So as the second week of Plastic Free July gets under way I wanted to share with my readers our successes and failures from the first week. Although we already have eliminated plastic bags, produce bags, most plastic food storage, there are some challenges in buying food! Although we try to be zero-waste in our household, the average family doesn’t need to go so gung-ho right off the bat and can ease themselves in slowly.
So, our accomplishments were fairly good! We already limit the amount of prepared/packaged food from our house such as pre-cut vegetables and fruit, bagged salad, and bread products.Ways we do this are fairly simple: don’t buy things you in packages if you can. Veggie and fruit trays are a rip off. I am just going to say it. The consumer pays an inordinate amount of money for the convenience, which could easily be prevented by just cutting their own. So if you like the convenience of pre-cut vegetables dedicate one night to chopping. Store cut veggies in containers of water so they stay fresh. We have had carrots in our fridge 5+ days now and they are as crunchy as the day we bought them. This also cuts down on potential food waste and spoilage.
Bread is a slightly different story. Our household has a second-hand (actually I think it’s third-hand now) bread maker which produces fabulous and easy bread. I downloaded the recipe/manual from the manufacturers website and we have access to all sorts of kinds of bread now. We purchase most of the ingredients in bulk, which cuts down on plastic packaging as well. This week Steve (who is our family baker) made both sandwich bread and two banana loaves. We store our bread products in Bread Armor bags which, although they are plastic, they are completely reusable and we have had them for over a year now and they are still going strong.
Other successes included buying bakery-made buns and skipping the plastic bag and using a produce bag instead. Switching to soy milk in paper cartons to avoid the plastic milk jugs (in my region organic milk only comes in plastic or glass, which is supremely expensive.) I opted for yellow mustard in the glass jar rather than the plastic squeeze bottle which seemed like a given. Lastly I avoided a trip to Starbucks with friends by making everyone iced coffees at home using my recipe from my blog post A Cold Brew for You. Overall there were no plastic shopping bags or straws.
Failures are inevitable, and I am using them as a learning experience for the coming weeks. For example, a late night grocery shop after work resulted in us needing to buy chicken in Styrofoam and plastic wrap packaging. This week I will be more prepared and purchase all the meat we require for the week from our butcher or deli counter.

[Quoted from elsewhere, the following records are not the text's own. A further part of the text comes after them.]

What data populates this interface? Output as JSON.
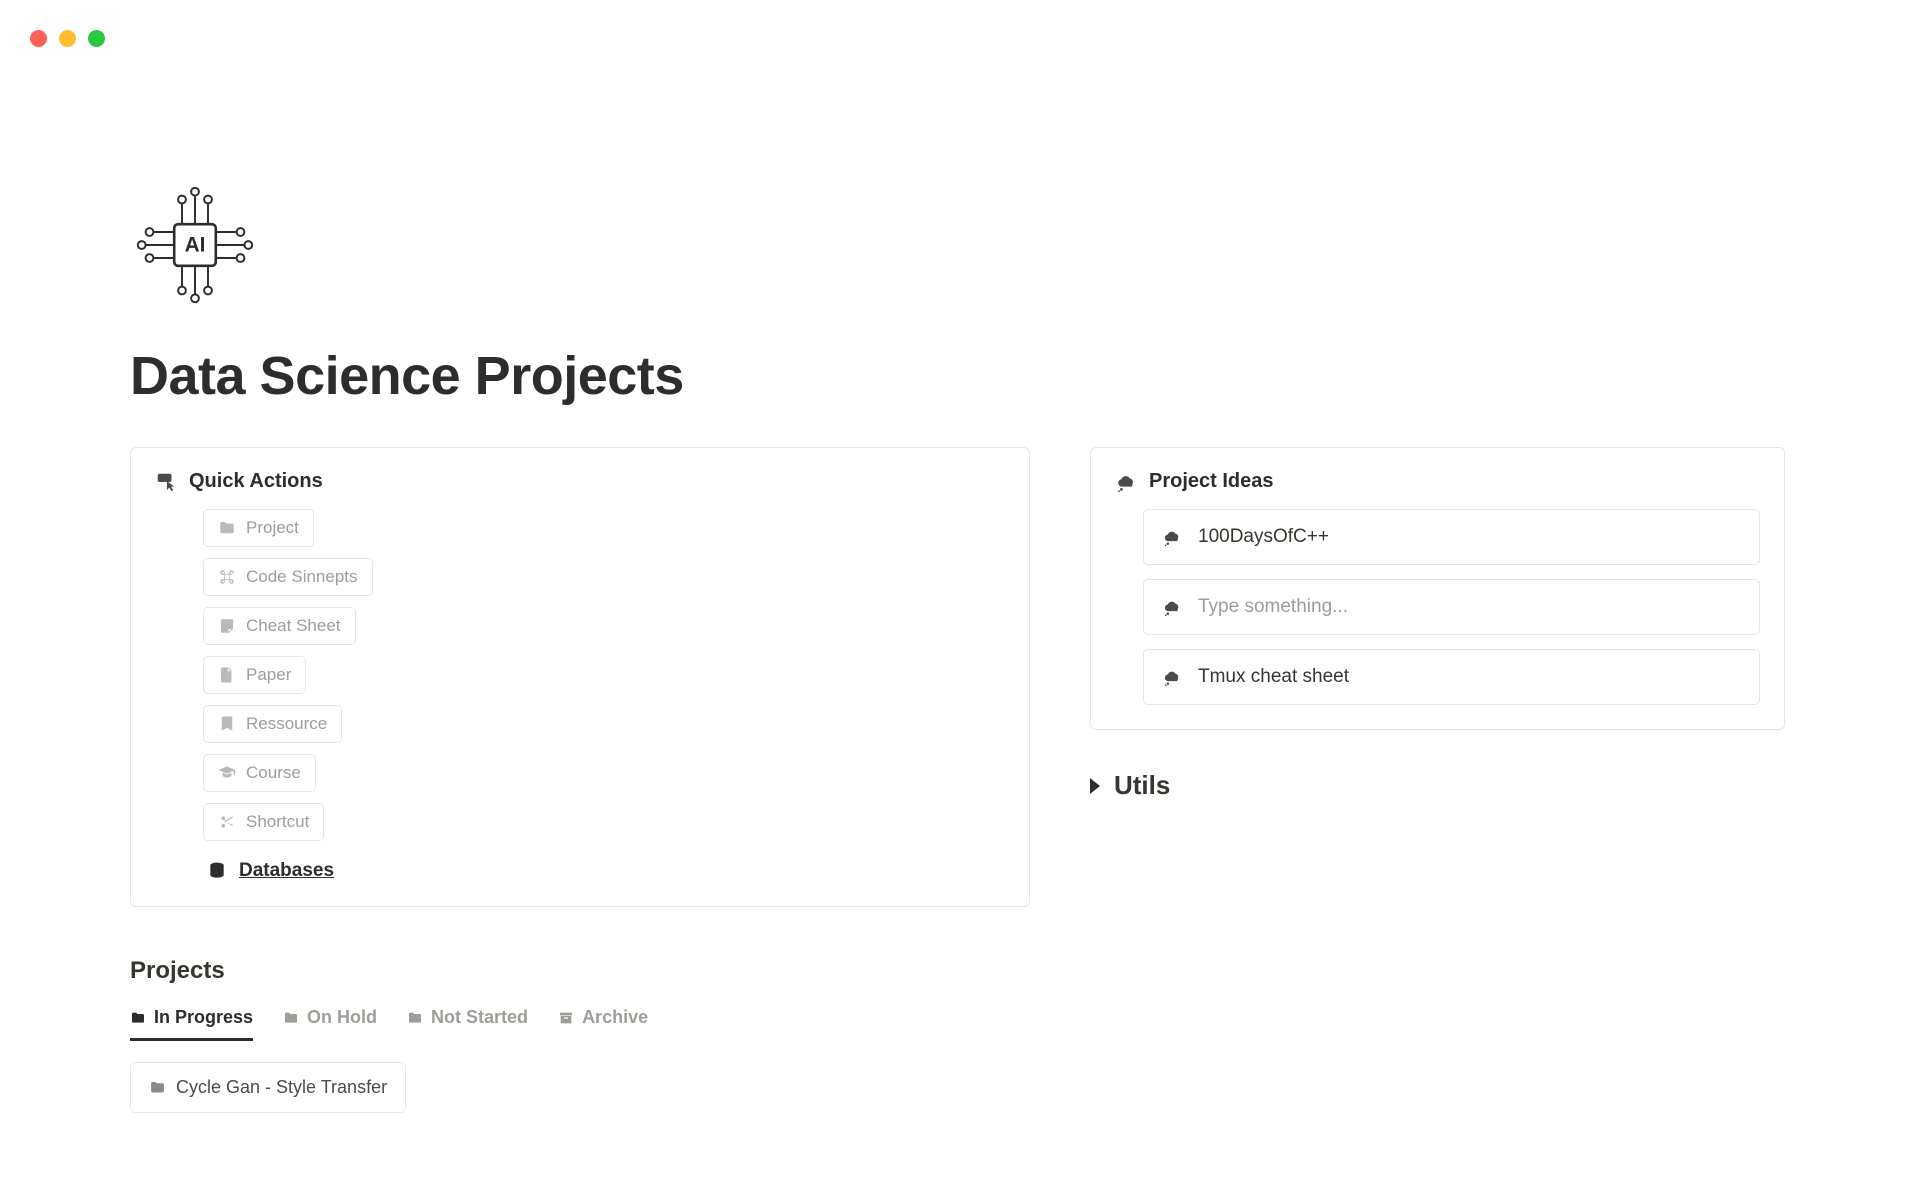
{
  "page": {
    "title": "Data Science Projects"
  },
  "quick_actions": {
    "title": "Quick Actions",
    "items": [
      {
        "label": "Project",
        "icon": "folder"
      },
      {
        "label": "Code Sinnepts",
        "icon": "command"
      },
      {
        "label": "Cheat Sheet",
        "icon": "note"
      },
      {
        "label": "Paper",
        "icon": "document"
      },
      {
        "label": "Ressource",
        "icon": "bookmark"
      },
      {
        "label": "Course",
        "icon": "graduation"
      },
      {
        "label": "Shortcut",
        "icon": "scissors"
      }
    ],
    "databases_label": "Databases"
  },
  "project_ideas": {
    "title": "Project Ideas",
    "items": [
      {
        "label": "100DaysOfC++",
        "placeholder": false
      },
      {
        "label": "Type something...",
        "placeholder": true
      },
      {
        "label": "Tmux cheat sheet",
        "placeholder": false
      }
    ]
  },
  "utils": {
    "title": "Utils"
  },
  "projects": {
    "title": "Projects",
    "tabs": [
      {
        "label": "In Progress",
        "active": true
      },
      {
        "label": "On Hold",
        "active": false
      },
      {
        "label": "Not Started",
        "active": false
      },
      {
        "label": "Archive",
        "active": false
      }
    ],
    "cards": [
      {
        "label": "Cycle Gan - Style Transfer"
      }
    ]
  }
}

Additionally, a few other failures including purchasing plastic clad cutlery for an up coming camping trip, some organic granola bars in the cupboard which came in wrappers and purchasing a soda stream flavor which was also sealed with plastic. As a solution for the granola bar problem, now that they are all gone, I am planning on making seed butter protein balls as replacements (I will post the recipe tomorrow) and store them in Pyrex containers for added freshness. As for the cutlery and soda stream plastics, I really ought to have just refrained from buying them! But I have learned my lesson now and will do better next week.

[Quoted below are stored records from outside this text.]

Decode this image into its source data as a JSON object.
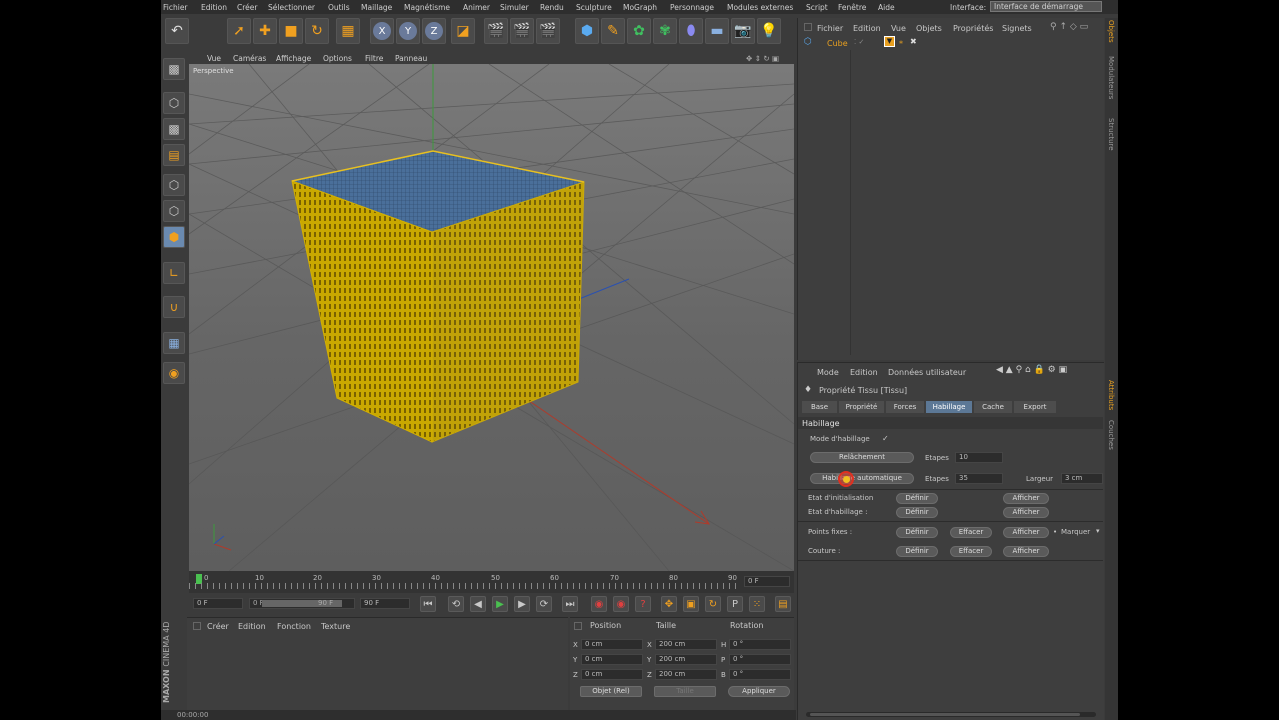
{
  "menu": [
    "Fichier",
    "Edition",
    "Créer",
    "Sélectionner",
    "Outils",
    "Maillage",
    "Magnétisme",
    "Animer",
    "Simuler",
    "Rendu",
    "Sculpture",
    "MoGraph",
    "Personnage",
    "Modules externes",
    "Script",
    "Fenêtre",
    "Aide"
  ],
  "interface": {
    "label": "Interface:",
    "value": "Interface de démarrage"
  },
  "toolbar_axes": [
    "X",
    "Y",
    "Z"
  ],
  "viewport": {
    "menu": [
      "Vue",
      "Caméras",
      "Affichage",
      "Options",
      "Filtre",
      "Panneau"
    ],
    "label": "Perspective"
  },
  "object_manager": {
    "menu": [
      "Fichier",
      "Edition",
      "Vue",
      "Objets",
      "Propriétés",
      "Signets"
    ],
    "object_name": "Cube"
  },
  "right_tabs": {
    "top": [
      "Objets",
      "Modulateurs",
      "Structure"
    ],
    "bottom": [
      "Attributs",
      "Couches"
    ]
  },
  "attributes": {
    "menu": [
      "Mode",
      "Edition",
      "Données utilisateur"
    ],
    "title": "Propriété Tissu [Tissu]",
    "tabs": [
      "Base",
      "Propriété",
      "Forces",
      "Habillage",
      "Cache",
      "Export"
    ],
    "active_tab": "Habillage",
    "section": "Habillage",
    "mode_label": "Mode d'habillage",
    "mode_check": "✓",
    "relax_button": "Relâchement",
    "etapes_label": "Etapes",
    "etapes1": "10",
    "auto_button": "Habillage automatique",
    "etapes2": "35",
    "largeur_label": "Largeur",
    "largeur_value": "3 cm",
    "state_init": "Etat d'initialisation",
    "state_hab": "Etat d'habillage :",
    "points_fixes": "Points fixes :",
    "couture": "Couture :",
    "define": "Définir",
    "show": "Afficher",
    "erase": "Effacer",
    "mark": "Marquer"
  },
  "timeline": {
    "ticks": [
      "0",
      "10",
      "20",
      "30",
      "40",
      "50",
      "60",
      "70",
      "80",
      "90"
    ],
    "current_frame": "0 F",
    "start": "0 F",
    "min": "0 F",
    "max_inner": "90 F",
    "end": "90 F"
  },
  "material_manager": {
    "menu": [
      "Créer",
      "Edition",
      "Fonction",
      "Texture"
    ]
  },
  "coordinates": {
    "headers": [
      "Position",
      "Taille",
      "Rotation"
    ],
    "rows": [
      {
        "axis": "X",
        "pos": "0 cm",
        "size_axis": "X",
        "size": "200 cm",
        "rot_axis": "H",
        "rot": "0 °"
      },
      {
        "axis": "Y",
        "pos": "0 cm",
        "size_axis": "Y",
        "size": "200 cm",
        "rot_axis": "P",
        "rot": "0 °"
      },
      {
        "axis": "Z",
        "pos": "0 cm",
        "size_axis": "Z",
        "size": "200 cm",
        "rot_axis": "B",
        "rot": "0 °"
      }
    ],
    "mode": "Objet (Rel)",
    "size_mode": "Taille",
    "apply": "Appliquer"
  },
  "status": "00:00:00",
  "brand": {
    "maxon": "MAXON",
    "c4d": "CINEMA 4D"
  },
  "colors": {
    "accent": "#e8a020",
    "cube_side": "#c9a800",
    "cube_top": "#4a6f9a",
    "active_tab": "#5c7896"
  }
}
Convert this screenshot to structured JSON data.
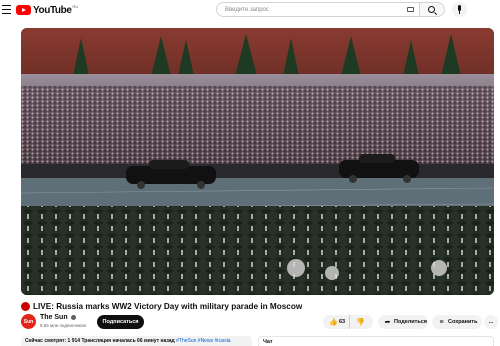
{
  "header": {
    "logo_text": "YouTube",
    "logo_region": "RU",
    "search_placeholder": "Введите запрос",
    "icons": [
      "menu-icon",
      "keyboard-icon",
      "search-icon",
      "mic-icon"
    ]
  },
  "video": {
    "title": "LIVE: Russia marks WW2 Victory Day with military parade in Moscow",
    "live": true
  },
  "channel": {
    "avatar_text": "Sun",
    "name": "The Sun",
    "subscribers": "9,55 млн подписчиков",
    "subscribe_label": "Подписаться"
  },
  "actions": {
    "likes": "63",
    "share_label": "Поделиться",
    "save_label": "Сохранить",
    "more_label": "..."
  },
  "description": {
    "now_watching": "Сейчас смотрят: 1 914",
    "started": "Трансляция началась 66 минут назад",
    "tags": "#TheSun #News #russia"
  },
  "chat": {
    "label": "Чат"
  },
  "colors": {
    "brand_red": "#ff0000",
    "live_red": "#cc0000",
    "link_blue": "#065fd4",
    "button_dark": "#0f0f0f"
  }
}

Another hurdle was tortillas or wraps for fajitas and quesadillas which come in plastic packaging. For this I am at a loss since we don’t have a tortilla press or the right kind of grill to make them. If any of my readers have suggestions for me please leave a comment in the comments section! I would love to hear from you!
We are preparing to go car camping this upcoming weekend and I realised this is going to be a little more difficult. For many reasons foods associated with camping are wrapped in plastic to avoid spoilage and leaking, so finding plastic free options will take some planning. My husbands grocery camping list looked originally something like this:
To compensate I modified the list to reflect some better choices which I think are great universal lessons for all of us. My new list looks like this:
It would be a force of habit to run to the store and load up on these easy convenience foods, but only slightly more effort can eliminate a whole lot of plastic! And unlike at home where we recycle everything (including soft plastics and Styrofoam) all garbage at campsites have to be thrown into bear-proof containers which go to the landfill. So, in an effort to avoid polluting more to enjoy being in nature, I will do my best to pack out what we have packed in.
This week/weekend I plan to do a series of mini blog posts in regards to how I prepare for a (close to) zero waste camping trip so you can follow along and take notes!
(Note: This post may contain affiliate links. If you choose to purchase something from these links, I will relieve a small fee from these partners to thank me for sending you their way. This supports Cedar Coast Blog and allows me to create great content for you all. It will not impact your purchase price.)